One of the good things about having the farm and woods is going out on a damp afternoon with hand clippers and a couple of empty buckets to get cuttings for wreath making. Some fir, some Scotch Broom, and some Salal from the woods, 45 minutes to an hour among the trees and brambles, a bit of a chill, cold hands, cold feet, and I am back for a cup of tea in the kitchen.
My wreath-making goes back a lot of years. When I first had my own house, in the days when I lived alone, I looked out on my city back yard one winter afternoon and wondered whether the boxwood would keep its bright evergreen color if it were cut for holiday greens. This must have been in the mid-1980’s. I had a big fir tree as well, and the neighbors had a cedar tree. I bought some wire and a store-made frame, and combined it all into a wreath to take to my mother for Sunday dinner. To my alarm, she collapsed into tears at the sight of it. I hadn’t thought it was all that bad. As it turned out the tears were because she remembered her own mother making holiday wreaths from cuttings taken in the woods of Denmark. Well then, I felt it was all right.
I’ve been making a select number of winter wreaths ever since. I was making them when Richard first started coming around to see me. He would call and suggest he come over with some sausages to cook, and I would say, “Fine, but I’m not cleaning house. Things are a shambles here.” When he arrived, I’d be in the middle of a pile of branches and wire on the kitchen floor. If it had been all that important that my house be clean to receive him, we’d never have made it this far. Fortunately, he took it with a glad heart, and ordered a cast bronze sign with the name The Shambles printed across it. The sign hangs outside the new studio building now.
I have made wreaths in the kitchen. I have made them in the rain on the deck. I’ve made them sitting on the front porch. We made them all in a group one Thanksgiving when Richard’s kids and Significant Others all showed up together at our little house, and we turned the kitchen floor into something like a medieval small-holder’s scented, rush-covered floor. I no longer buy store-made wire frames for constructing the wreaths. One year, short on frames, I made my own by twisting small fir branches into a hoop and wiring them together. It worked fine, and the whole thing was suddenly throw-awayable. Before that, folks conscientiously sent the dried-out old wreaths back to me so I could retrieve the frames for reuse.
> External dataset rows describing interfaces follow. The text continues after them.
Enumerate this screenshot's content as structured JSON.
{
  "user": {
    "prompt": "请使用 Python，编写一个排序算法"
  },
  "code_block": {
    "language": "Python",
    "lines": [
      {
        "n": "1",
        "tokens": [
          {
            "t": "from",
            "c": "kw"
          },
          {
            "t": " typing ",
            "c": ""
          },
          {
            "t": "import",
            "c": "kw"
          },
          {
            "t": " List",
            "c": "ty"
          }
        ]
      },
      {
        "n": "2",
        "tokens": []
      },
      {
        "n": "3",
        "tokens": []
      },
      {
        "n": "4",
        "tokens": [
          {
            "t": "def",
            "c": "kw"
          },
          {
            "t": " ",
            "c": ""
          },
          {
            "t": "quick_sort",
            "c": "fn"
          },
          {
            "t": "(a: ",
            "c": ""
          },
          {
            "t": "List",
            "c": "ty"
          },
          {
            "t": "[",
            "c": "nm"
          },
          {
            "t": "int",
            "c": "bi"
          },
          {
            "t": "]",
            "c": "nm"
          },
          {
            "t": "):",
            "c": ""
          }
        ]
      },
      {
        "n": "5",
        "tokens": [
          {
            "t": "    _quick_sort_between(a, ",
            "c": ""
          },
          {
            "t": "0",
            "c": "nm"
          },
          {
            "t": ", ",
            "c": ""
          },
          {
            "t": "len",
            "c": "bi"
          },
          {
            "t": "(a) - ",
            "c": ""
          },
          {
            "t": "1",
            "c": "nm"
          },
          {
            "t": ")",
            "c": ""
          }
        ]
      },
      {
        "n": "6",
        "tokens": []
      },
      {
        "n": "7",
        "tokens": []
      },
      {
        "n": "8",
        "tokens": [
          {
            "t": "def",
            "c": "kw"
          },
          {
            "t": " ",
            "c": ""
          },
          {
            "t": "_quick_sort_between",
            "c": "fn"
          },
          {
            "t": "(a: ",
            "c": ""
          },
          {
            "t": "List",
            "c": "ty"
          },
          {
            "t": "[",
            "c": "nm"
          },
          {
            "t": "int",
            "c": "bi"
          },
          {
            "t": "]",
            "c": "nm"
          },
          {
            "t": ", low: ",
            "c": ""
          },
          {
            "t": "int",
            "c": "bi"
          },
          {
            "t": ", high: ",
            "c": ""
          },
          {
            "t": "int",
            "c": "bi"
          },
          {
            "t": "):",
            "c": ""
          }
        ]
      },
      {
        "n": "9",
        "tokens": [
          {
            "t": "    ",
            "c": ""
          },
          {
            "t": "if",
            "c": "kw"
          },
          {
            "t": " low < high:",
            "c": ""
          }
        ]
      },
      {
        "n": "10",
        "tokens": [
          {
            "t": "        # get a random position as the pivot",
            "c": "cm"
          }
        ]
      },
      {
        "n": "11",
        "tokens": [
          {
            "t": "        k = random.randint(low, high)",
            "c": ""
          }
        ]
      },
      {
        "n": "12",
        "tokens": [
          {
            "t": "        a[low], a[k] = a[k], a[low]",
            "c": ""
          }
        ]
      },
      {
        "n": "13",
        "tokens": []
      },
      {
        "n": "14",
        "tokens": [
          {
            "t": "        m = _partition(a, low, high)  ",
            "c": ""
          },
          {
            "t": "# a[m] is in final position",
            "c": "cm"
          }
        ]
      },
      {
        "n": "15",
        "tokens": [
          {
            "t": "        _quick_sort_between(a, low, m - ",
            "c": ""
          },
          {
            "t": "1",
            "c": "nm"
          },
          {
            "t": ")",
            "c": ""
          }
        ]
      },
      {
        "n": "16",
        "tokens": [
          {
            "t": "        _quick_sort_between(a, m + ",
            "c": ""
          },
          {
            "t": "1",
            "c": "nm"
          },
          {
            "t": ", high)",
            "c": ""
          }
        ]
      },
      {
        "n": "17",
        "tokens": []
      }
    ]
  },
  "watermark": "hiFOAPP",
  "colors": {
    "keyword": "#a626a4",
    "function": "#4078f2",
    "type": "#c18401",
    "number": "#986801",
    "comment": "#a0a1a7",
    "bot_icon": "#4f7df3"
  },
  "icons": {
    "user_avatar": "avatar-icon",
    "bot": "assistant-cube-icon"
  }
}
Return to the present:
Here I am on Thanksgiving Day, making a couple of hostess gift wreaths. It was cold out, but the sun was shining. Good wreathing weather!
I have nothing but respect for people who can make wreaths of holly. I’ve tried. Without gloves, it’s torture. With gloves, it’s torture. I much prefer the combination of needles and smooth leaves that come out of the woods here. The boxwood has been left behind in the city, and I found that Salal, a native of our woods, makes a fine substitute. Gaultheria shallon is a smooth-leaved , leathery plant that grows throughout the northwest, in shady woods and in sun. It can get pretty thick in some places. It makes fine holiday wreaths, though you have to look for this year’s growth of leaves to avoid spotty ones.
Here’s an Advent wreath for you all. Keep your holiday hearts bright.